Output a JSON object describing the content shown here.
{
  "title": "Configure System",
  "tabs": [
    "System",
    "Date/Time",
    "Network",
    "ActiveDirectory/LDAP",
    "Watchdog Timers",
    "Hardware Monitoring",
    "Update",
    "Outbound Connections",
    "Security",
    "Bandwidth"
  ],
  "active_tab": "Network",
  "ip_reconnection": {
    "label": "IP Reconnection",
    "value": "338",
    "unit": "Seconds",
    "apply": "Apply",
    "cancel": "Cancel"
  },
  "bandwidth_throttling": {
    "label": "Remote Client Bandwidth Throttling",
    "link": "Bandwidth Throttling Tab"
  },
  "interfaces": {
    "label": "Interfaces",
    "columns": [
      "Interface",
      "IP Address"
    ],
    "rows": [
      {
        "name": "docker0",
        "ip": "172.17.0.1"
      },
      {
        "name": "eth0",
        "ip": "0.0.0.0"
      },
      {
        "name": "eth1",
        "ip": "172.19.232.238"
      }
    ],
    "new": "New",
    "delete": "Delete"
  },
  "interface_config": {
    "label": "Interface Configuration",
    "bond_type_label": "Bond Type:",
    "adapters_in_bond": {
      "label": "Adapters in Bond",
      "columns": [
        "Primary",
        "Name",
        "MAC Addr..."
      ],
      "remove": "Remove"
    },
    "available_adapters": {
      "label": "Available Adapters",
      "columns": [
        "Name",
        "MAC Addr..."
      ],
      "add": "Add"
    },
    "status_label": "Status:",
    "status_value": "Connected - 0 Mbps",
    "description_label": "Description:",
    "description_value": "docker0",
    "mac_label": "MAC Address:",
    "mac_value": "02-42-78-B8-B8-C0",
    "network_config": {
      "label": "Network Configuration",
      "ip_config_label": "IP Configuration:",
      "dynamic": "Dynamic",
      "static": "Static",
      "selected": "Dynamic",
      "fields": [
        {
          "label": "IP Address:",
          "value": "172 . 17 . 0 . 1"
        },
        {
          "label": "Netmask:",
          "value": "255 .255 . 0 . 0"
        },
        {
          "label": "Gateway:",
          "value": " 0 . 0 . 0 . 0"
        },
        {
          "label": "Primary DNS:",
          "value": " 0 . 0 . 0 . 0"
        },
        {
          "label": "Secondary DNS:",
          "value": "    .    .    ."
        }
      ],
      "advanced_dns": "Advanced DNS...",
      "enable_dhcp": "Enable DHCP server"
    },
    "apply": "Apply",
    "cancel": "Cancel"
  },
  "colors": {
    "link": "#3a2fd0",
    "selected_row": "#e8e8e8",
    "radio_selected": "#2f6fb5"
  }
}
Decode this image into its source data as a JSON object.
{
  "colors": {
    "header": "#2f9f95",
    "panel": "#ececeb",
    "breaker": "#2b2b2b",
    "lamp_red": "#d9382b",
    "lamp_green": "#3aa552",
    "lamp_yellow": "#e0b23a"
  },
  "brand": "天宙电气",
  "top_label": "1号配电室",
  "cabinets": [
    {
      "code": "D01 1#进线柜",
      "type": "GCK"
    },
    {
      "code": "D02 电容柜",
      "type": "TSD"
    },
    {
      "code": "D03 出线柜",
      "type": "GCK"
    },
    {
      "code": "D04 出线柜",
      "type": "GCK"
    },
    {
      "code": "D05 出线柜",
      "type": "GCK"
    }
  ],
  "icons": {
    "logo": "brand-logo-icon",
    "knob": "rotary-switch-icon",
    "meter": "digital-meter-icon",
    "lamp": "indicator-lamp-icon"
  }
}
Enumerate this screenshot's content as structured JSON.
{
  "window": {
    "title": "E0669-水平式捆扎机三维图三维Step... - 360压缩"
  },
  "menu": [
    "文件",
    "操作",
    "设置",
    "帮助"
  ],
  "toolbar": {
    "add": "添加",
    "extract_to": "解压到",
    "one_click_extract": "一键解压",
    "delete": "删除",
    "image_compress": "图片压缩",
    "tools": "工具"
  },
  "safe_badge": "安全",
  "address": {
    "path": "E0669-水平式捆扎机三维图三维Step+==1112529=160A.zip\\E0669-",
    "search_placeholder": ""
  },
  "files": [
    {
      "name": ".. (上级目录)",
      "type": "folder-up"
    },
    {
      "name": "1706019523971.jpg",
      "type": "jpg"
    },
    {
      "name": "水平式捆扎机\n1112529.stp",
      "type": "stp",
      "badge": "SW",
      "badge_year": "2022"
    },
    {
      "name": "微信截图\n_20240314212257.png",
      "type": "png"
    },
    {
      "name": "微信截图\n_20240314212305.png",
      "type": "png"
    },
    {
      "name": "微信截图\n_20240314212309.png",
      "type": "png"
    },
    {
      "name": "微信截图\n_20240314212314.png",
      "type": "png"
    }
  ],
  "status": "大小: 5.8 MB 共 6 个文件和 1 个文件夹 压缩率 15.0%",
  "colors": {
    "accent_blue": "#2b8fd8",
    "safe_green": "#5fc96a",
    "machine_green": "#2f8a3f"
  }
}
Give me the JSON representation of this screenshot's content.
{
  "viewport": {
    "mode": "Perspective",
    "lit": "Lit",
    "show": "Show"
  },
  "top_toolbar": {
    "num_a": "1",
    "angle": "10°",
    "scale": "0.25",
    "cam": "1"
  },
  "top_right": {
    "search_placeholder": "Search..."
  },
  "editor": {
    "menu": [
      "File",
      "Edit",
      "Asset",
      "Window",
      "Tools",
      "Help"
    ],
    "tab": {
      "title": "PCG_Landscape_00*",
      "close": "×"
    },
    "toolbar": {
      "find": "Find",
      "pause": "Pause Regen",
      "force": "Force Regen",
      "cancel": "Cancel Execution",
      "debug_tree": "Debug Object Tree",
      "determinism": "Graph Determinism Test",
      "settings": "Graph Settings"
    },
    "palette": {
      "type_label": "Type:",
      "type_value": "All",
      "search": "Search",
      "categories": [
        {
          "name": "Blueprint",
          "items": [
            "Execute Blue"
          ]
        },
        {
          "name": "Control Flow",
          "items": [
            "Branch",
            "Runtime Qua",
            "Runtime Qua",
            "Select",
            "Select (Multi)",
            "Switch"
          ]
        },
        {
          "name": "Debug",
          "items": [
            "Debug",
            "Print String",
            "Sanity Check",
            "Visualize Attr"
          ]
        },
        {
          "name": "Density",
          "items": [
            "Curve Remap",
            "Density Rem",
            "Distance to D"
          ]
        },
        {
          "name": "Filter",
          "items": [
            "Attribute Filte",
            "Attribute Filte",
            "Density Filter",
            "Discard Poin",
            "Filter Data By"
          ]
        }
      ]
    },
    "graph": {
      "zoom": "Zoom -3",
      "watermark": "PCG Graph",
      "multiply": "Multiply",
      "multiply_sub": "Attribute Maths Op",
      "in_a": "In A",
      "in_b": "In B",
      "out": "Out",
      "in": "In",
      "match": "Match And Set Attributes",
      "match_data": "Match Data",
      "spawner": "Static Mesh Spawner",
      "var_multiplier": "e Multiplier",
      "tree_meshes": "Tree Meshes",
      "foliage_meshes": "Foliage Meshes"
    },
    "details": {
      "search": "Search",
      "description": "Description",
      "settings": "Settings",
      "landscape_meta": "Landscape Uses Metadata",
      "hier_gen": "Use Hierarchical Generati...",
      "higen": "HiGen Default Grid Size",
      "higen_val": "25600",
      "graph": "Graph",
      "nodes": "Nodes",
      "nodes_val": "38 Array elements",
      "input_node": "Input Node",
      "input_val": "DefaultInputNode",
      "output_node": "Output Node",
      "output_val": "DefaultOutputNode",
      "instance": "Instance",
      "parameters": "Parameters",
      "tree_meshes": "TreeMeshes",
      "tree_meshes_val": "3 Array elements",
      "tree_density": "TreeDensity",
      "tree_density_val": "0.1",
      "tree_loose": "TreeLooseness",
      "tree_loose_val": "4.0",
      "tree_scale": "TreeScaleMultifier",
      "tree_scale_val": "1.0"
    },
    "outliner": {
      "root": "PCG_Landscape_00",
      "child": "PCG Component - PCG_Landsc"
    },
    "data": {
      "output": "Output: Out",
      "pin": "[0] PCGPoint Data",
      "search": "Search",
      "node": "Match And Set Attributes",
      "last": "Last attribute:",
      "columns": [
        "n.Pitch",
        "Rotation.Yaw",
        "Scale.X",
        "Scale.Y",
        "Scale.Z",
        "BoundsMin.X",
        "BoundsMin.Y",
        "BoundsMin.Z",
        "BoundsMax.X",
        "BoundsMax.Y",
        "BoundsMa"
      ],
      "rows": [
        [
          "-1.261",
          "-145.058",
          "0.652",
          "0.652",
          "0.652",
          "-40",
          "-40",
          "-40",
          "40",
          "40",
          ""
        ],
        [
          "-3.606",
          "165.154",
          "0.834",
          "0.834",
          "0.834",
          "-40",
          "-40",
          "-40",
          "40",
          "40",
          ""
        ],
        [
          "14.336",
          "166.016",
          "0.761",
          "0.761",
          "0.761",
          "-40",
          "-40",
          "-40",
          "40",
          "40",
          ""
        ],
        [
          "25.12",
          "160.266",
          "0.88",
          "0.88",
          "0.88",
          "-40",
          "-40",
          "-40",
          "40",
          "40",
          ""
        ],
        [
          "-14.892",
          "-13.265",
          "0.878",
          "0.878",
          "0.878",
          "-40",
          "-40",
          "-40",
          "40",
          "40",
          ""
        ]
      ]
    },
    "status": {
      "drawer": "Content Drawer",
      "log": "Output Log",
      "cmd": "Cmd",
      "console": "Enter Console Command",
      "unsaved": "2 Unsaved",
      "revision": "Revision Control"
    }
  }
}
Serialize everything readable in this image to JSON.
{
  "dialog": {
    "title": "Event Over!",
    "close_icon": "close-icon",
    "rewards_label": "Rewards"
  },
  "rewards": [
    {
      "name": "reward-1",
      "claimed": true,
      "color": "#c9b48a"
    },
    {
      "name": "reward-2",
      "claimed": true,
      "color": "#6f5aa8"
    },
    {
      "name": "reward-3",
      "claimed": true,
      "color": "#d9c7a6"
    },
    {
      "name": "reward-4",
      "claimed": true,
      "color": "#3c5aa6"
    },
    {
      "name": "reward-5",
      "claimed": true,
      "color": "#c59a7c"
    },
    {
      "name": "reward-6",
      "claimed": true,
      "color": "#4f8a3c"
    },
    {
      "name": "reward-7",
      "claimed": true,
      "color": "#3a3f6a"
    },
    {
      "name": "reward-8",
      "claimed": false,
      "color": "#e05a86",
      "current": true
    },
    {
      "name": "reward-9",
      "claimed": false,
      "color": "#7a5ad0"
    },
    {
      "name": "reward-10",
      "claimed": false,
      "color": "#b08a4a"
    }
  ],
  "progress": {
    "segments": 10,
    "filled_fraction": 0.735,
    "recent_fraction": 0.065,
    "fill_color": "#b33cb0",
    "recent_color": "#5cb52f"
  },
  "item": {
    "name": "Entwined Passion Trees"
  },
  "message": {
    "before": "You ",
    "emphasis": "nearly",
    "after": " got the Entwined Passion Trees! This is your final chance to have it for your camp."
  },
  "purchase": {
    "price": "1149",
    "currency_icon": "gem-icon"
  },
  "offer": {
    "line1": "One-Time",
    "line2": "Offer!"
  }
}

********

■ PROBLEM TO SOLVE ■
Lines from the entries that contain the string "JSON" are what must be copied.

■ TASK ANSWER ■
Output a JSON object describing the content shown here.
Decode this image into its source data as a JSON object.
Enumerate this screenshot's content as structured JSON.
Give me the JSON representation of this screenshot's content.
Serialize everything readable in this image to JSON.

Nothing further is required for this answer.